Thursday, November 24, 2005

The Future of Panama

The future of any country lies with its children. Panama will be in good hands. I have been to many towns and villages in Panama and my impressions are positive.

I realize that my very short nine day stay in the country is hardly enough to make any sort of definitive statement. I can only say that the children I’ve seen and interacted with were open, friendly, well-behaved and with none of the attitude that is so much in evidence in Canada and the United States.

I roamed the slum areas of Panama City and saw no gangs of disenchanted youth out looking for trouble. Instead, I saw kids dressed in school uniforms on their way to or from classes or chatting and laughing in small groups after school. Older, obviously unemployed young men and women, congregated in their own favourite places, but were never rowdy or disrespectful when I was around. I never felt anything but completely safe.

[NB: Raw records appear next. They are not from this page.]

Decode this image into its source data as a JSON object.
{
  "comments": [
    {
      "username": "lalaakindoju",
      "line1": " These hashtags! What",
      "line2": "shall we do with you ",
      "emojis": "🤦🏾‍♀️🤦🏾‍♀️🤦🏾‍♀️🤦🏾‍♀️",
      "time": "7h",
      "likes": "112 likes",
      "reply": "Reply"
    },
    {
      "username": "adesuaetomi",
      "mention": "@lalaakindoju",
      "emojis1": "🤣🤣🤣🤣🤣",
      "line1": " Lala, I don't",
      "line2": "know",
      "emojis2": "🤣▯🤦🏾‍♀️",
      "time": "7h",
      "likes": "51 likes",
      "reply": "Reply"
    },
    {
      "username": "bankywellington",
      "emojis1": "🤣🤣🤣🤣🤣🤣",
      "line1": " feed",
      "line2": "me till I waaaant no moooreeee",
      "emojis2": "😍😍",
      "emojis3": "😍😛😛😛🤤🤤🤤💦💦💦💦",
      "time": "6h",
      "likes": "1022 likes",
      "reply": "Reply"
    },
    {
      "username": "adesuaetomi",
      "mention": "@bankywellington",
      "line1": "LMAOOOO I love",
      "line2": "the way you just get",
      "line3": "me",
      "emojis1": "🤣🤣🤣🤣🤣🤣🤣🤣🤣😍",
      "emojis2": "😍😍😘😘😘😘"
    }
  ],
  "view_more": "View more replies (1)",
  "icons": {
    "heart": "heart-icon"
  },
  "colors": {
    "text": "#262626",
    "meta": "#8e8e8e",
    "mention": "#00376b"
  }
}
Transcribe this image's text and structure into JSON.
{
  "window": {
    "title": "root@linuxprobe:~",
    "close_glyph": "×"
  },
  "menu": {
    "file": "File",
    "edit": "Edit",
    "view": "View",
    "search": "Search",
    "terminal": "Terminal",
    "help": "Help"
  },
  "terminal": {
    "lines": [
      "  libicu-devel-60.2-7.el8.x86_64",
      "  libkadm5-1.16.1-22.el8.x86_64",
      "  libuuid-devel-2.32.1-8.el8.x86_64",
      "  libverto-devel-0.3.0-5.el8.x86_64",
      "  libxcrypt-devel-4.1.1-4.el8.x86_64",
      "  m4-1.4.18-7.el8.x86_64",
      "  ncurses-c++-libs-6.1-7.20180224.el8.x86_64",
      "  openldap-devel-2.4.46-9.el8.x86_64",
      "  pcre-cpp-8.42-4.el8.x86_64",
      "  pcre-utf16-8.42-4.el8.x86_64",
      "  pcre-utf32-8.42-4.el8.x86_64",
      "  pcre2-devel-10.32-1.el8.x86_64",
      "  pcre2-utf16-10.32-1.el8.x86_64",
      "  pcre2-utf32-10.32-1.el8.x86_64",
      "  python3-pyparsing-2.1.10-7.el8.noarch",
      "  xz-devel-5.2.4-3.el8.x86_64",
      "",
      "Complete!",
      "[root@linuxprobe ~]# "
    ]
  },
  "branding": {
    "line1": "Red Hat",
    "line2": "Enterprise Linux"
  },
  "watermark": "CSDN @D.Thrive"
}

In rural areas, I saw many children, during school hours, either with their parents who were doing some sort of menial work or, as in the case of the young cowboys pictured here, performing their own jobs. I don’t know what the laws are in Panama about attendance at school. The two boys above on horseback were moving a herd of cattle along a stretch of the main Panamanian highway. They were delighted to be photographed and put an extra bit of swagger into their duties. The couldn’t have been more than thirteen or fourteen years old, about the age of my son, and it was late morning on a school day.

The two young boys in the other picture were standing on a bridge watching some grown-ups herd cattle. When they continued to walk down the highway, I asked if I could photograph them and they were happy to comply. They beamed, ear to ear, when I showed them the photographs.


  1. Thanks, Christopher! It is good to be home. I think.

  2. The school laws in Panama are similar as the United States. There is also a Child Labor Laws. There are children that drop off school, how ever some children go to school in the morning section and others in the afternoon. When I was a kid, I attended the morning section, and some of my cousin the afternoon. For some children this gives them the ability to work at home or help in the farm, as for me I did my school work and had most of the day to play.

  3. Thank you, Alina. It is nice to hear from someone who knows about Panama more than I do. I love your country and hope to become more involved there over the enxt few years.